BM:At this point, would you like to see Paul and Ringo do anything together live, or in the studio?

Dr. Kit O’Toole: All these years later, Paul and Ringo still have electrifying chemistry.  When they performed “With a Little Help from My Friends” during the Grammy Salute to the Beatles a few years ago, the theater exploded with energy and happiness.  They have continued to work together occasionally, appearing on each other’s albums and showing up for various Beatles-related events. However, they have resisted touring together or collaborating on an entire album, and I don’t blame them.  Anything they produce would be compared to the Beatles, and how can they possibly top that?

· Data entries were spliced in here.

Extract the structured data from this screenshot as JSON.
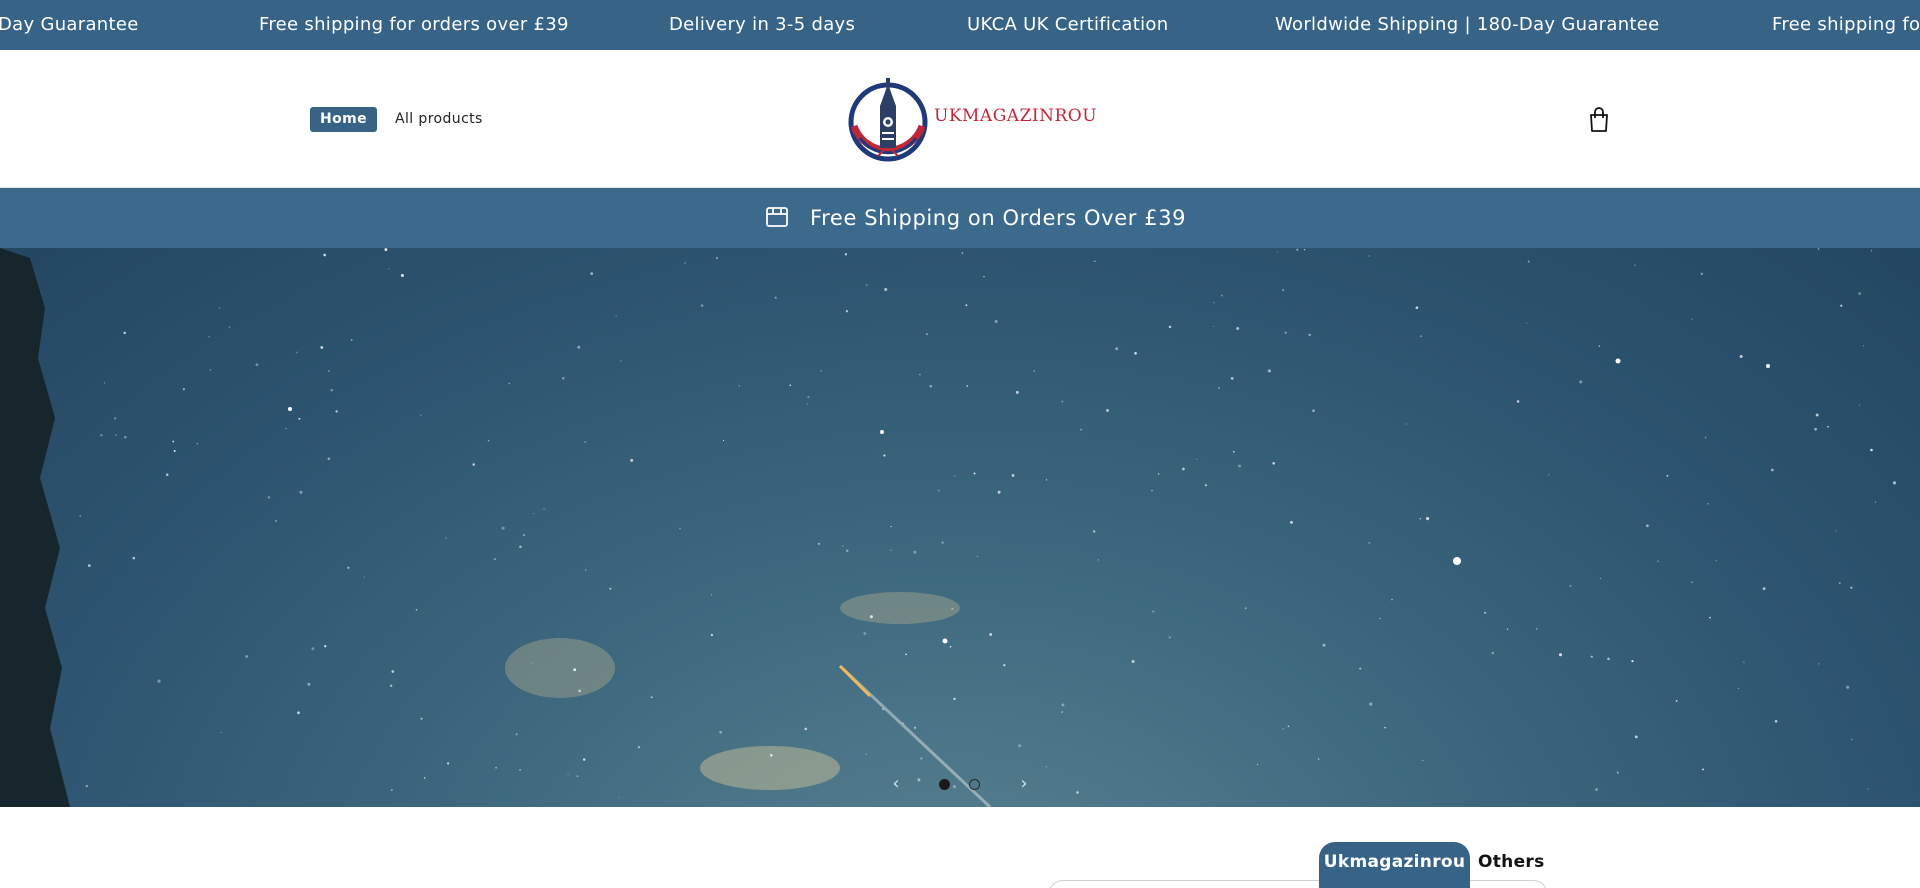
{
  "ticker": {
    "items": [
      "Day Guarantee",
      "Free shipping for orders over £39",
      "Delivery in 3-5 days",
      "UKCA UK Certification",
      "Worldwide Shipping | 180-Day Guarantee",
      "Free shipping for"
    ]
  },
  "header": {
    "nav": {
      "home": "Home",
      "all_products": "All products"
    },
    "logo_text": "UKMAGAZINROU",
    "cart_icon": "shopping-bag-icon"
  },
  "announcement": {
    "icon": "store-icon",
    "text": "Free Shipping on Orders Over £39"
  },
  "hero": {
    "prev": "‹",
    "next": "›",
    "slides_total": 2,
    "active_slide": 1
  },
  "tabs": {
    "active": "Ukmagazinrou",
    "other": "Others"
  },
  "colors": {
    "brand": "#376486",
    "logo_red": "#c0283a",
    "logo_navy": "#1f3a7a"
  }
}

Occasionally reuniting as friends is great, but trying to somehow recreate any semblance of the Beatles is probably a mistake.

Being for the benefit of looking for more of Kit, be sure to go to the following points of interest:

The Beatles, Sgt. Pepper, and the Summer of Love (For the Record: Lexington Studies in Rock and Popular Music)

Songs We Were Singing: Guided Tours Through the Beatles’ Lesser-Known Tracks

Amazon author page

By Bob Wilson


By Posted on 0 24

Titan Comics has announced that it is celebrating the 50th anniversary of The Beatles’ classic animated film Yellow Submarine with the release of a fully authorised graphic novel adaptation from writer and artist ill Morrison – artist on The Simpsons comics and current editor of the famous Mad magazine.

The music-loving, underwater paradise of Pepperland has been overrun by the music-hating Blue Meanies and their leader, Chief Blue Meanie.

They turn the people of Pepperland into living statues by dropping apples on them and imprison the Pepperland’s guardians, Sgt Pepper’s Lonely Hearts Club Band inside a soundproof blue glass globe, before confiscating all the music instruments in the land. Pepperland’s mayor sends aging sailor, Young Fred out in the fabled Yellow Submarine to find help.

He travels to our world where he stumbles across the Beatles and begs them to help him free his world. They agree and head back to Pepperland, teaming up with Jeremy The Nowhere Man along the way to help overthrow the evil Blue Meanies through the power of music and love


The Beatles Yellow Submarine will go on sale on August 7th 2018…